It certainly lends credibility to the part in me that tells me I am a "garbage programmer" and a ".1x'er", especially when I see peers hacking together a website in PHP or JS in an afternoon and calling it a day.


I consider myself both a garbage programmer and a craftsman at the same time: I want to deliver perfect code over garbage code, and because I can only produce garbage (by my own standards), I never deliver anything.

This, of course, reinforces my beliefs that I am incapable and "just bad at programming", while in reality I know it's because I am doing it to myself. In a way my perfectionism is incredibly self-indulgent, almost like a guilty pleasure.

This is why it helps me a lot to work with someone, because they can be the one to say "This is good enough, let's move on". Finishing the project is actually achievable like that, because I have someone to force me to swallow some of my pride in favor of being productive.


Another big issue for me is focus. The issue being that I do not have the ability to control what to focus on. It comes in waves, accompanied by inspiration and motivation.

It makes it so I can spend literal years on a project without ever producing a single beta, let alone a release candidate, without getting bored. Being able to focus on a project and finish it before I lose the ability to work on it is extremely valuable to me, because it represents a completed unit of work completed within a bounded time frame, with no external motivation.

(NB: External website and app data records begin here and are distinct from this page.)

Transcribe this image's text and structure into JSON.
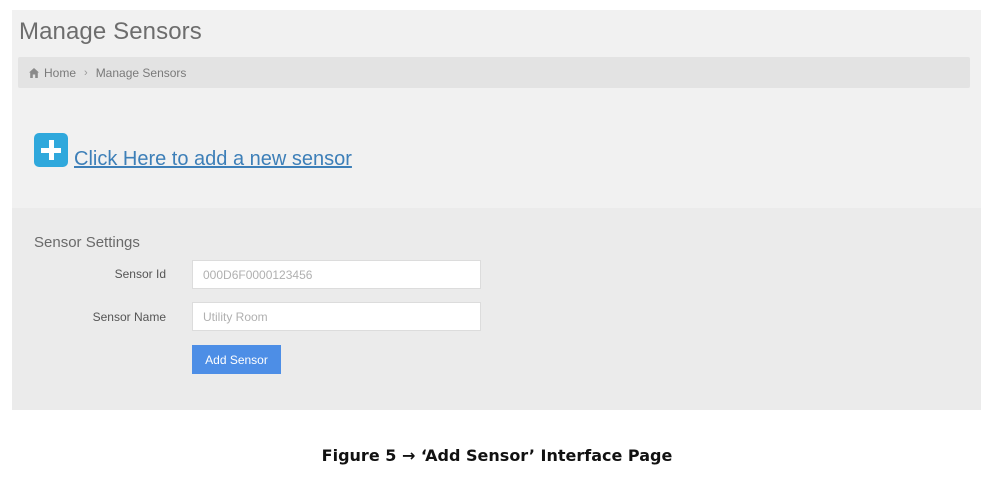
{
  "page": {
    "title": "Manage Sensors"
  },
  "breadcrumb": {
    "home_icon": "home-icon",
    "home_label": "Home",
    "separator": "›",
    "current_label": "Manage Sensors"
  },
  "add_link": {
    "icon": "plus-square-icon",
    "label": "Click Here to add a new sensor",
    "accent_color": "#2fa8dc"
  },
  "settings": {
    "title": "Sensor Settings",
    "sensor_id": {
      "label": "Sensor Id",
      "placeholder": "000D6F0000123456",
      "value": ""
    },
    "sensor_name": {
      "label": "Sensor Name",
      "placeholder": "Utility Room",
      "value": ""
    },
    "submit_label": "Add Sensor",
    "submit_color": "#4d8ee6"
  },
  "caption": "Figure 5 → ‘Add Sensor’ Interface Page"
}
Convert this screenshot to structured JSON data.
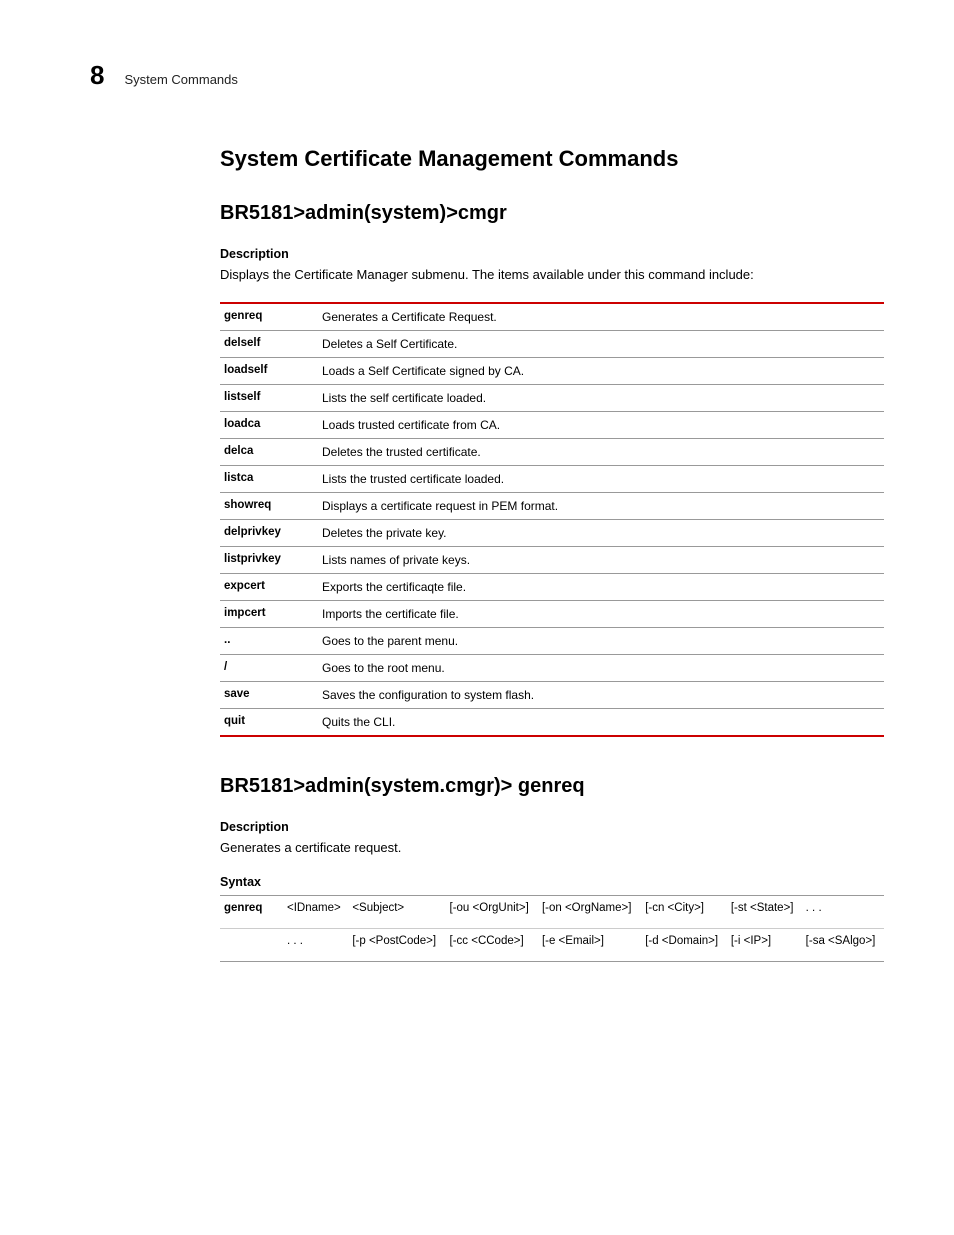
{
  "header": {
    "page_number": "8",
    "breadcrumb": "System Commands"
  },
  "section_title": "System Certificate Management Commands",
  "cmgr": {
    "path": "BR5181>admin(system)>cmgr",
    "desc_label": "Description",
    "desc_text": "Displays the Certificate Manager submenu. The items available under this command include:",
    "rows": [
      {
        "cmd": "genreq",
        "txt": "Generates a Certificate Request."
      },
      {
        "cmd": "delself",
        "txt": "Deletes a Self Certificate."
      },
      {
        "cmd": "loadself",
        "txt": "Loads a Self Certificate signed by CA."
      },
      {
        "cmd": "listself",
        "txt": "Lists the self certificate loaded."
      },
      {
        "cmd": "loadca",
        "txt": "Loads trusted certificate from CA."
      },
      {
        "cmd": "delca",
        "txt": "Deletes the trusted certificate."
      },
      {
        "cmd": "listca",
        "txt": "Lists the trusted certificate loaded."
      },
      {
        "cmd": "showreq",
        "txt": "Displays a certificate request in PEM format."
      },
      {
        "cmd": "delprivkey",
        "txt": "Deletes the private key."
      },
      {
        "cmd": "listprivkey",
        "txt": "Lists names of private keys."
      },
      {
        "cmd": "expcert",
        "txt": "Exports the certificaqte file."
      },
      {
        "cmd": "impcert",
        "txt": "Imports the certificate file."
      },
      {
        "cmd": "..",
        "txt": "Goes to the parent menu."
      },
      {
        "cmd": "/",
        "txt": "Goes to the root menu."
      },
      {
        "cmd": "save",
        "txt": "Saves the configuration to system flash."
      },
      {
        "cmd": "quit",
        "txt": "Quits the CLI."
      }
    ]
  },
  "genreq": {
    "path": "BR5181>admin(system.cmgr)> genreq",
    "desc_label": "Description",
    "desc_text": "Generates a certificate request.",
    "syntax_label": "Syntax",
    "syntax_rows": [
      {
        "c0": "genreq",
        "c1": "<IDname>",
        "c2": "<Subject>",
        "c3": "[-ou <OrgUnit>]",
        "c4": "[-on <OrgName>]",
        "c5": "[-cn <City>]",
        "c6": "[-st <State>]",
        "c7": ". . ."
      },
      {
        "c0": "",
        "c1": ". . .",
        "c2": "[-p <PostCode>]",
        "c3": "[-cc <CCode>]",
        "c4": "[-e <Email>]",
        "c5": "[-d <Domain>]",
        "c6": "[-i <IP>]",
        "c7": "[-sa <SAlgo>]"
      }
    ]
  }
}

It gives me hope and motivates me to do other projects that I have neglected for the past few weeks.